**TASK DETAILS**
What's wanted is each entry repeated verbatim, minus its images.

PROVIDED DATA: Begin

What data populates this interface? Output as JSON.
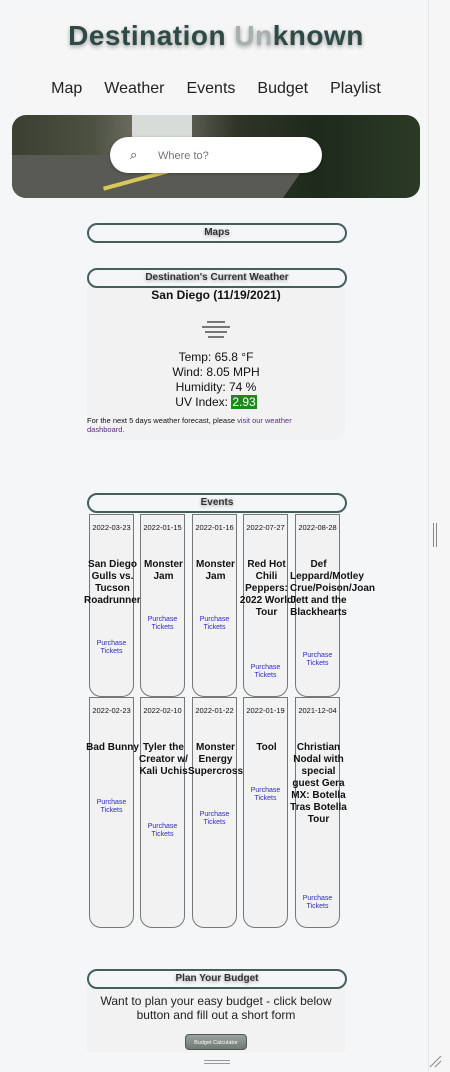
{
  "header": {
    "title_part1": "Destination ",
    "title_part2": "Un",
    "title_part3": "known",
    "nav": [
      "Map",
      "Weather",
      "Events",
      "Budget",
      "Playlist"
    ]
  },
  "search": {
    "placeholder": "Where to?"
  },
  "sections": {
    "maps": "Maps",
    "weather": "Destination's Current Weather",
    "events": "Events",
    "budget": "Plan Your Budget"
  },
  "weather": {
    "city": "San Diego (11/19/2021)",
    "icon": "fog-icon",
    "temp": "Temp: 65.8 °F",
    "wind": "Wind: 8.05 MPH",
    "humidity": "Humidity: 74 %",
    "uv_label": "UV Index: ",
    "uv_value": "2.93",
    "uv_color": "#1a8a1a",
    "note_text": "For the next 5 days weather forecast, please ",
    "note_link": "visit our weather dashboard."
  },
  "events": [
    {
      "date": "2022-03-23",
      "name": "San Diego Gulls vs. Tucson Roadrunners",
      "link": "Purchase Tickets"
    },
    {
      "date": "2022-01-15",
      "name": "Monster Jam",
      "link": "Purchase Tickets"
    },
    {
      "date": "2022-01-16",
      "name": "Monster Jam",
      "link": "Purchase Tickets"
    },
    {
      "date": "2022-07-27",
      "name": "Red Hot Chili Peppers: 2022 World Tour",
      "link": "Purchase Tickets"
    },
    {
      "date": "2022-08-28",
      "name": "Def Leppard/Motley Crue/Poison/Joan Jett and the Blackhearts",
      "link": "Purchase Tickets"
    },
    {
      "date": "2022-02-23",
      "name": "Bad Bunny",
      "link": "Purchase Tickets"
    },
    {
      "date": "2022-02-10",
      "name": "Tyler the Creator w/ Kali Uchis",
      "link": "Purchase Tickets"
    },
    {
      "date": "2022-01-22",
      "name": "Monster Energy Supercross",
      "link": "Purchase Tickets"
    },
    {
      "date": "2022-01-19",
      "name": "Tool",
      "link": "Purchase Tickets"
    },
    {
      "date": "2021-12-04",
      "name": "Christian Nodal with special guest Gera MX: Botella Tras Botella Tour",
      "link": "Purchase Tickets"
    }
  ],
  "budget": {
    "text": "Want to plan your easy budget - click below button and fill out a short form",
    "button": "Budget Calculator"
  }
}
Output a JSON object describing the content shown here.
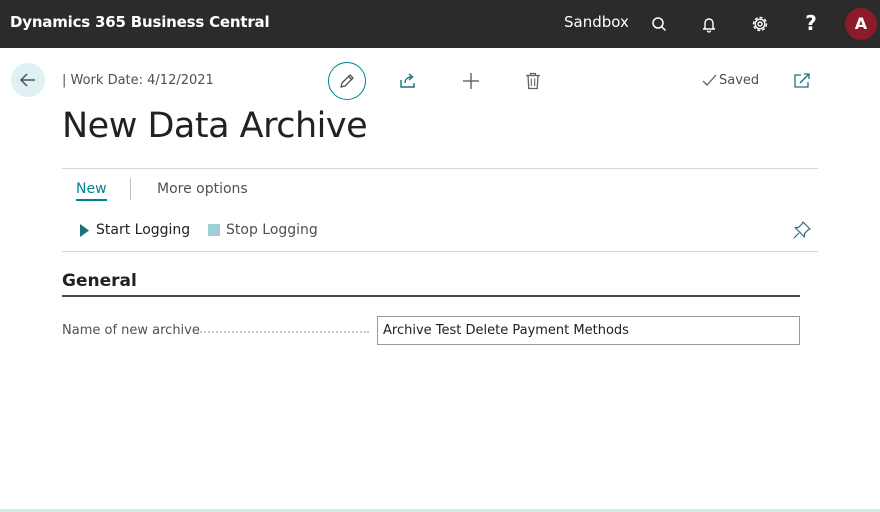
{
  "topbar": {
    "app_title": "Dynamics 365 Business Central",
    "environment": "Sandbox",
    "icons": [
      "search-icon",
      "bell-icon",
      "gear-icon",
      "help-icon"
    ],
    "help_glyph": "?",
    "avatar_initial": "A",
    "colors": {
      "background": "#2b2b2b",
      "avatar": "#8b1a2b"
    }
  },
  "page": {
    "work_date": "| Work Date: 4/12/2021",
    "title": "New Data Archive",
    "status": "Saved",
    "actions": [
      "edit-icon",
      "share-icon",
      "add-icon",
      "delete-icon",
      "popout-icon"
    ]
  },
  "menu": {
    "tabs": [
      {
        "label": "New",
        "active": true
      },
      {
        "label": "More options",
        "active": false
      }
    ],
    "commands": [
      {
        "label": "Start Logging",
        "icon": "play-icon"
      },
      {
        "label": "Stop Logging",
        "icon": "stop-icon"
      }
    ],
    "accent": "#00838f"
  },
  "general": {
    "section_title": "General",
    "fields": [
      {
        "label": "Name of new archive",
        "value": "Archive Test Delete Payment Methods"
      }
    ]
  }
}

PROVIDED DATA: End

**COMPLETED EXERCISE**
What data populates this interface? Output as JSON.
{
  "header": {
    "title_part1": "Destination ",
    "title_part2": "Un",
    "title_part3": "known",
    "nav": [
      "Map",
      "Weather",
      "Events",
      "Budget",
      "Playlist"
    ]
  },
  "search": {
    "placeholder": "Where to?"
  },
  "sections": {
    "maps": "Maps",
    "weather": "Destination's Current Weather",
    "events": "Events",
    "budget": "Plan Your Budget"
  },
  "weather": {
    "city": "San Diego (11/19/2021)",
    "icon": "fog-icon",
    "temp": "Temp: 65.8 °F",
    "wind": "Wind: 8.05 MPH",
    "humidity": "Humidity: 74 %",
    "uv_label": "UV Index: ",
    "uv_value": "2.93",
    "uv_color": "#1a8a1a",
    "note_text": "For the next 5 days weather forecast, please ",
    "note_link": "visit our weather dashboard."
  },
  "events": [
    {
      "date": "2022-03-23",
      "name": "San Diego Gulls vs. Tucson Roadrunners",
      "link": "Purchase Tickets"
    },
    {
      "date": "2022-01-15",
      "name": "Monster Jam",
      "link": "Purchase Tickets"
    },
    {
      "date": "2022-01-16",
      "name": "Monster Jam",
      "link": "Purchase Tickets"
    },
    {
      "date": "2022-07-27",
      "name": "Red Hot Chili Peppers: 2022 World Tour",
      "link": "Purchase Tickets"
    },
    {
      "date": "2022-08-28",
      "name": "Def Leppard/Motley Crue/Poison/Joan Jett and the Blackhearts",
      "link": "Purchase Tickets"
    },
    {
      "date": "2022-02-23",
      "name": "Bad Bunny",
      "link": "Purchase Tickets"
    },
    {
      "date": "2022-02-10",
      "name": "Tyler the Creator w/ Kali Uchis",
      "link": "Purchase Tickets"
    },
    {
      "date": "2022-01-22",
      "name": "Monster Energy Supercross",
      "link": "Purchase Tickets"
    },
    {
      "date": "2022-01-19",
      "name": "Tool",
      "link": "Purchase Tickets"
    },
    {
      "date": "2021-12-04",
      "name": "Christian Nodal with special guest Gera MX: Botella Tras Botella Tour",
      "link": "Purchase Tickets"
    }
  ],
  "budget": {
    "text": "Want to plan your easy budget - click below button and fill out a short form",
    "button": "Budget Calculator"
  }
}
Output a JSON object describing the content shown here.
{
  "topbar": {
    "app_title": "Dynamics 365 Business Central",
    "environment": "Sandbox",
    "icons": [
      "search-icon",
      "bell-icon",
      "gear-icon",
      "help-icon"
    ],
    "help_glyph": "?",
    "avatar_initial": "A",
    "colors": {
      "background": "#2b2b2b",
      "avatar": "#8b1a2b"
    }
  },
  "page": {
    "work_date": "| Work Date: 4/12/2021",
    "title": "New Data Archive",
    "status": "Saved",
    "actions": [
      "edit-icon",
      "share-icon",
      "add-icon",
      "delete-icon",
      "popout-icon"
    ]
  },
  "menu": {
    "tabs": [
      {
        "label": "New",
        "active": true
      },
      {
        "label": "More options",
        "active": false
      }
    ],
    "commands": [
      {
        "label": "Start Logging",
        "icon": "play-icon"
      },
      {
        "label": "Stop Logging",
        "icon": "stop-icon"
      }
    ],
    "accent": "#00838f"
  },
  "general": {
    "section_title": "General",
    "fields": [
      {
        "label": "Name of new archive",
        "value": "Archive Test Delete Payment Methods"
      }
    ]
  }
}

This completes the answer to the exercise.